Task material:

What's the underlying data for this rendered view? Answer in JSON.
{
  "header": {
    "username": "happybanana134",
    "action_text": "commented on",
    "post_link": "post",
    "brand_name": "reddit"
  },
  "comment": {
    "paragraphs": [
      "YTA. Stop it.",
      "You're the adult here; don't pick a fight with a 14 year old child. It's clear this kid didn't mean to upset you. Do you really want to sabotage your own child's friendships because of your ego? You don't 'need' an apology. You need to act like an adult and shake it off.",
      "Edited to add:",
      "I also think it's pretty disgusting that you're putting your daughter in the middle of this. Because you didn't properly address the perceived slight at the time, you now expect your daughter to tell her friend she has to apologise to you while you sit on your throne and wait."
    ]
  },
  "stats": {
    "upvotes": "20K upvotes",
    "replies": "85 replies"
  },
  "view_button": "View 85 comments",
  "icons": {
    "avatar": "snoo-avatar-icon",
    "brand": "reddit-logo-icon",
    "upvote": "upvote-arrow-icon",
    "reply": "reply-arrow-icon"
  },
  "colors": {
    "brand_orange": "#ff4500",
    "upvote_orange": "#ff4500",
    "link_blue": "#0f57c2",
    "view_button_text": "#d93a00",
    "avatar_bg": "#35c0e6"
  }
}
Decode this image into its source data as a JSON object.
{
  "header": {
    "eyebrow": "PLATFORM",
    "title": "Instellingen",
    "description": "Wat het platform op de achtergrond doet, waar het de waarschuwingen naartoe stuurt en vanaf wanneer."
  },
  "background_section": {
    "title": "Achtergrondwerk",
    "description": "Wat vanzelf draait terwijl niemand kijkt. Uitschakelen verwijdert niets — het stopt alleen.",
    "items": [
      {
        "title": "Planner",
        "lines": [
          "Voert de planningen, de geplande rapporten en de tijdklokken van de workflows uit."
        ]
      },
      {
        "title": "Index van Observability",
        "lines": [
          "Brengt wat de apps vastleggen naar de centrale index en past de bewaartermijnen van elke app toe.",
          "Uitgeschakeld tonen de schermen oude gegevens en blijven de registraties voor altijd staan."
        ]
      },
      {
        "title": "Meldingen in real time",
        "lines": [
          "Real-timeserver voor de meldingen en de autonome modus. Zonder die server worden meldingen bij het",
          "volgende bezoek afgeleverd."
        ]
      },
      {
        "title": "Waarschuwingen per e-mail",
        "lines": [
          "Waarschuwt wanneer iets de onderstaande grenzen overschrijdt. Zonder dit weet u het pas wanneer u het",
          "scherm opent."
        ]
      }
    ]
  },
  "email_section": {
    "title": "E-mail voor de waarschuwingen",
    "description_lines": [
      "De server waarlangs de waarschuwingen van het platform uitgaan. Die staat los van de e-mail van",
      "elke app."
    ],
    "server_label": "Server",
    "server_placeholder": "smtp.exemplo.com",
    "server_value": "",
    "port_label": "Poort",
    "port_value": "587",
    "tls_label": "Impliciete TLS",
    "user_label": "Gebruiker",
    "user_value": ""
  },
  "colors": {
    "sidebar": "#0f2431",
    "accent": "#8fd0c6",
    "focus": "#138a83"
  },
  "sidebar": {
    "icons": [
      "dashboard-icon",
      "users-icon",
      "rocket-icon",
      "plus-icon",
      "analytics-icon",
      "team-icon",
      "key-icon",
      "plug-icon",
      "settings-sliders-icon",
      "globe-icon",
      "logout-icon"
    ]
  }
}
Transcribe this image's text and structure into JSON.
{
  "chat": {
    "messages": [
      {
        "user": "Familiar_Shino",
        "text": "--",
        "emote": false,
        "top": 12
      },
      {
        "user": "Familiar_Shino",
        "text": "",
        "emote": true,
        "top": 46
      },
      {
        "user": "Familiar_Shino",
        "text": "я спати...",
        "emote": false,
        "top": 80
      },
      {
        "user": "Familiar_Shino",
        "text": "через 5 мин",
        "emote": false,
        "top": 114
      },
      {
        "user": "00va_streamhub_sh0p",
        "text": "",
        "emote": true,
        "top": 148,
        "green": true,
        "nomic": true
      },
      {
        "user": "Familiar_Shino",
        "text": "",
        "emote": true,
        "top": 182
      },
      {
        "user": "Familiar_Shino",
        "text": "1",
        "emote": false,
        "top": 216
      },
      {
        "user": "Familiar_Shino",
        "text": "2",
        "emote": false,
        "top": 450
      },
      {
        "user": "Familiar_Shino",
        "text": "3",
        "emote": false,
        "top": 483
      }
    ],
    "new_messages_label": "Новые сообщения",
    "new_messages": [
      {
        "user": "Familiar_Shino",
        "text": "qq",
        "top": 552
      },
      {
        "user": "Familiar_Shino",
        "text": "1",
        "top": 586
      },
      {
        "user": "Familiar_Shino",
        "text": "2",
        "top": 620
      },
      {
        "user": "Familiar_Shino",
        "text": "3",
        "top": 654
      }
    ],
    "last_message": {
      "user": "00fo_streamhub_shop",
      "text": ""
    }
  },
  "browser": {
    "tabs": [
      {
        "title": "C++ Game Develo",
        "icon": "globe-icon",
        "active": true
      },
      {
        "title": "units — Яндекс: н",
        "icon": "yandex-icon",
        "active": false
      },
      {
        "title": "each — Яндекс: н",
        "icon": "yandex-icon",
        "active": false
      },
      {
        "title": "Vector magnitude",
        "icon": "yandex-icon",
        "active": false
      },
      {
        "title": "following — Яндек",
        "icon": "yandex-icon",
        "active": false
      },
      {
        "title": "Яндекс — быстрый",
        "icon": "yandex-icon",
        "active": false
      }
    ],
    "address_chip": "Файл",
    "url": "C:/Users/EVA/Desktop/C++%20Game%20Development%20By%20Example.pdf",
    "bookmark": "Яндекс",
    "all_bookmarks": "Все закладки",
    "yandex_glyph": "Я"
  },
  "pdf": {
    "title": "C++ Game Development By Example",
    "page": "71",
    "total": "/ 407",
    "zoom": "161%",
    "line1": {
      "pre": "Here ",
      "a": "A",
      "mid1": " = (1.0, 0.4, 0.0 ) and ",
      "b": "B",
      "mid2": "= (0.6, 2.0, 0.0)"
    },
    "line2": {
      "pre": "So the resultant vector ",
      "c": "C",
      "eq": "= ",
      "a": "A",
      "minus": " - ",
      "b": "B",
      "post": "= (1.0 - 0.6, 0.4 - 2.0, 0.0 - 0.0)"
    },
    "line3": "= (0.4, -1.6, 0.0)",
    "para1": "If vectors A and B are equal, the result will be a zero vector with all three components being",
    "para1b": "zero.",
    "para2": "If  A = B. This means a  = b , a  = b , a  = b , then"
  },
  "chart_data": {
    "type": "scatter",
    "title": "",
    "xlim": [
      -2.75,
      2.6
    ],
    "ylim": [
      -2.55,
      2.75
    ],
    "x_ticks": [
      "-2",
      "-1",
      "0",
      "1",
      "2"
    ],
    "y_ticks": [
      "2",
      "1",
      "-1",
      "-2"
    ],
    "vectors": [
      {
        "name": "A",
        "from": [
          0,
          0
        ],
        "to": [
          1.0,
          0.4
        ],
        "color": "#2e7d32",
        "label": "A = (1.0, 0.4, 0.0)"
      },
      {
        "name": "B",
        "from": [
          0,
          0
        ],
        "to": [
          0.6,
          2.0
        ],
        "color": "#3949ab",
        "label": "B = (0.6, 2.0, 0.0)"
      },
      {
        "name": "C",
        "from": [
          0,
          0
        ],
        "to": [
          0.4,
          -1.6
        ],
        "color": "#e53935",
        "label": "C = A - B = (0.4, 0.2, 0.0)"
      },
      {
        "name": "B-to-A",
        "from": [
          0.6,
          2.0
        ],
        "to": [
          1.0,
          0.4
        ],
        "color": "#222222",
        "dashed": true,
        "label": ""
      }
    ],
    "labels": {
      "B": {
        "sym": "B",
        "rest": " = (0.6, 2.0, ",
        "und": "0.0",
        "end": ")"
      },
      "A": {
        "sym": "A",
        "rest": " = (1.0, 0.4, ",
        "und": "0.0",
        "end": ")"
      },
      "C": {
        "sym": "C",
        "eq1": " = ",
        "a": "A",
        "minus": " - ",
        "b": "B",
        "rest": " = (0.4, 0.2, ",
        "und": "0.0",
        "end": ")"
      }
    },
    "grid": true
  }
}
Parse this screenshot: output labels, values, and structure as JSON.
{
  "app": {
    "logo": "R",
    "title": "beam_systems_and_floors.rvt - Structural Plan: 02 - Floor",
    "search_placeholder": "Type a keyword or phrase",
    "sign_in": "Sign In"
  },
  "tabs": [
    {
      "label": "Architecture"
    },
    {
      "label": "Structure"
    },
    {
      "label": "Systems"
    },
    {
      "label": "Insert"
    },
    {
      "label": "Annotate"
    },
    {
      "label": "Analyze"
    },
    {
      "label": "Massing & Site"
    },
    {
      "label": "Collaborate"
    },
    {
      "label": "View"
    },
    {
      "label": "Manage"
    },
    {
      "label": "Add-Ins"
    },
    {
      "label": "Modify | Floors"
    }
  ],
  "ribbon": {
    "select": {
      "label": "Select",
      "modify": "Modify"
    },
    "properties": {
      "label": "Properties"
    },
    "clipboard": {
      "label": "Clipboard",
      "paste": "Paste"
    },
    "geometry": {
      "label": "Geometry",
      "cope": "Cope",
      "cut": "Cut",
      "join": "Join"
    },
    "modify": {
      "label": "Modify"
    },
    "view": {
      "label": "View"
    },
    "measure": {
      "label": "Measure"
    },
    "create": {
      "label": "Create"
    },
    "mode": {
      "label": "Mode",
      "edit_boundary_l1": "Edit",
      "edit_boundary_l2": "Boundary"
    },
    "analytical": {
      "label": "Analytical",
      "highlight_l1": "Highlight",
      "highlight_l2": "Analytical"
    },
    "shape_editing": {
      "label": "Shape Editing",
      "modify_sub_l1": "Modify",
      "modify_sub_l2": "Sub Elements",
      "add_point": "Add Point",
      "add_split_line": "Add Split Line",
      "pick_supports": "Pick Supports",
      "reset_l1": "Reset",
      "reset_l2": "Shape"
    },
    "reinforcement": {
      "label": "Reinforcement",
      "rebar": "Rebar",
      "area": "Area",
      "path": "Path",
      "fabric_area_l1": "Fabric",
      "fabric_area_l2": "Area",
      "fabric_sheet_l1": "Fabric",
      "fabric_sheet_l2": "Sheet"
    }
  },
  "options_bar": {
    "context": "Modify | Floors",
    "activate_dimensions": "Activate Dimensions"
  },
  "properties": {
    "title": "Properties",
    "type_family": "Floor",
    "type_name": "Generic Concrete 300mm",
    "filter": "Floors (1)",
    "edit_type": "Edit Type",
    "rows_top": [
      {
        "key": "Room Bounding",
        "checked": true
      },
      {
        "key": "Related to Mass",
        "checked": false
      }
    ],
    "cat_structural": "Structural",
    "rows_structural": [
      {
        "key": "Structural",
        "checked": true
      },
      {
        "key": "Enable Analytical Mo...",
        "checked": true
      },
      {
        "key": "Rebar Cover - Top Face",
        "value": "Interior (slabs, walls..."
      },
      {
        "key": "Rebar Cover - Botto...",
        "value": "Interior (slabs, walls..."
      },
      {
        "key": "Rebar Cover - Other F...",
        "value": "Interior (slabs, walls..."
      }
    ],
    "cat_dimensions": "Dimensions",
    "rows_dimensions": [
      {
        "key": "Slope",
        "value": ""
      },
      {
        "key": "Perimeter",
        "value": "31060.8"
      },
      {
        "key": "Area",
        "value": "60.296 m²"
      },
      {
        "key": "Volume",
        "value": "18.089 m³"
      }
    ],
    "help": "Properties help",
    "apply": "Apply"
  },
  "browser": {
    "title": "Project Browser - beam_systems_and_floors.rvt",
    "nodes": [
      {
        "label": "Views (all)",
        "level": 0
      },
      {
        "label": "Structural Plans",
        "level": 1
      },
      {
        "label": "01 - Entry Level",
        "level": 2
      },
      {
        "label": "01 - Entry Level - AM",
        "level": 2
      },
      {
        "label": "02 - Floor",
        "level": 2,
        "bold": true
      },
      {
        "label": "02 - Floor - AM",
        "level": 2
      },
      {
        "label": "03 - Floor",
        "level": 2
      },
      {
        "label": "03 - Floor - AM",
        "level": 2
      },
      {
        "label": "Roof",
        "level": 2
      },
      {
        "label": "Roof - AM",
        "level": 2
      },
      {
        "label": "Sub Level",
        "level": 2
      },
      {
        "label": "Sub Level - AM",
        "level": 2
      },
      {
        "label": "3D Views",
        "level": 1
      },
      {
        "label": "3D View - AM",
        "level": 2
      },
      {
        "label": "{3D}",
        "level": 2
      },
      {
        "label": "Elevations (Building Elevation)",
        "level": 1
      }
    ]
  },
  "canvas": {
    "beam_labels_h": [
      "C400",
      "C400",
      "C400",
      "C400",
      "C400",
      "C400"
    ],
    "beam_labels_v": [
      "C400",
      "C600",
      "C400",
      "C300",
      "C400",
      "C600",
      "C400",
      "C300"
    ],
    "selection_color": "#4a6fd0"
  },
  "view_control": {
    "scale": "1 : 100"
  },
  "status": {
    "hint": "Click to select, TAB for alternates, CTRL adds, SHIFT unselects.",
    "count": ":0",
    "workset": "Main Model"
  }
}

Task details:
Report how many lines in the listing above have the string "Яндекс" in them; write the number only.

Result below:
4